And indeed when it works it works to great effect, especially on the likes of Over and Over and Wounded Man where the band’s power and undoubted technical prowess is expertly harnessed to accentuate the emotion of the songs themselves. But occasionally, just occasionally, this power, aligned to their apparent sheer enthusiasm for the job in hand, threatens to overwhelm things just a bit, perhaps most noticeably on Just Making Do and In the Night-time, a nevertheless great song about those early hours tremors and exaggerated emotions that afflict us all from time to time.
A song where perhaps controlled or dark musical subtlety rather than a “go for it” approach might have been more appropriate. But hey, these are small complaints (if complaints they be at all) when set against the sum of the whole, and rest assured I bet it will be a whole different ball game in this respect when the band hit the live stage.
Possibly the album’s two outstanding songs are saved for closing the second half, being rolled out like two late-in-the-game, top quality substitutes.
On Wounded Man the band once again captures the perfect blend of power, emotion and subtlety to support their heart-shattered singer, while Last Man Standing is a quite awesome reflection on the merits and legacy of World War I through the thoughts of a “last Tommy” poignantly looking back on so much sacrifice and loss and asking himself: “Was it ultimately all worth it.”
“I’ve seen friends and brothers die, I remember every crime that I committed in the name of our nation,” he recalls, before deciding “All our hopes are squandered and destroyed in emptiness and greed.” It’s a heartbreaking conclusion both to the old soldier’s life and to the album in general.

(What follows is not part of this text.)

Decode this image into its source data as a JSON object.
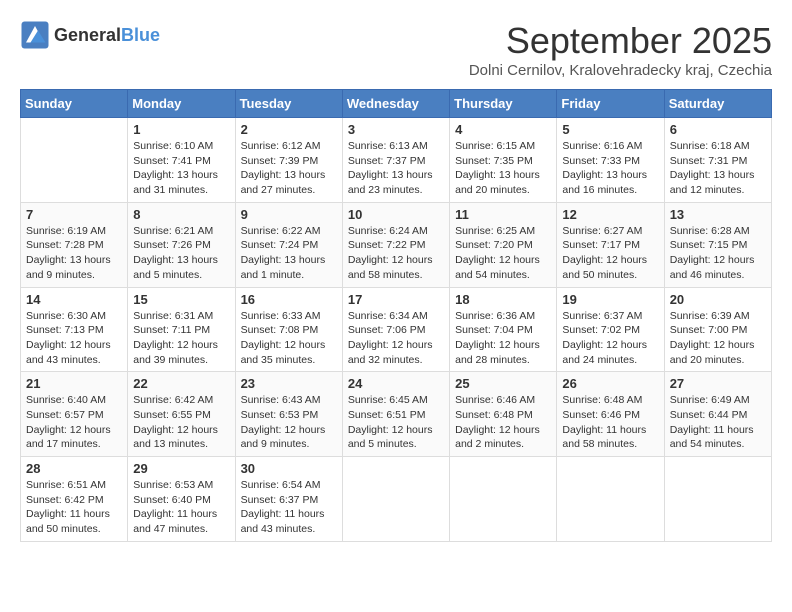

From the Thorn was largely recorded in Marvin Smith’s studio in Aith and at home by band member Laurenson, while the acoustic songs were laid down in the legendary Dougie MacLean’s Perthshire studio. This approach contributes to an album of contrasting but consistently strong moods, emotions and reflections.
A man with time on his hands to think has, in turn, created a thinking man’s album that can honestly stand alongside, and occasionally above, anything currently being created by the UK’s new-wave of singer/songwriters. And at a time when Shetland seems to be suffering a bit from a hopefully temporary down-turn in quality contemporary musical output, its arrival is very welcome indeed. Let’s equally hope it also reaches a much wider audience this time around. Now that would be well deserved indeed.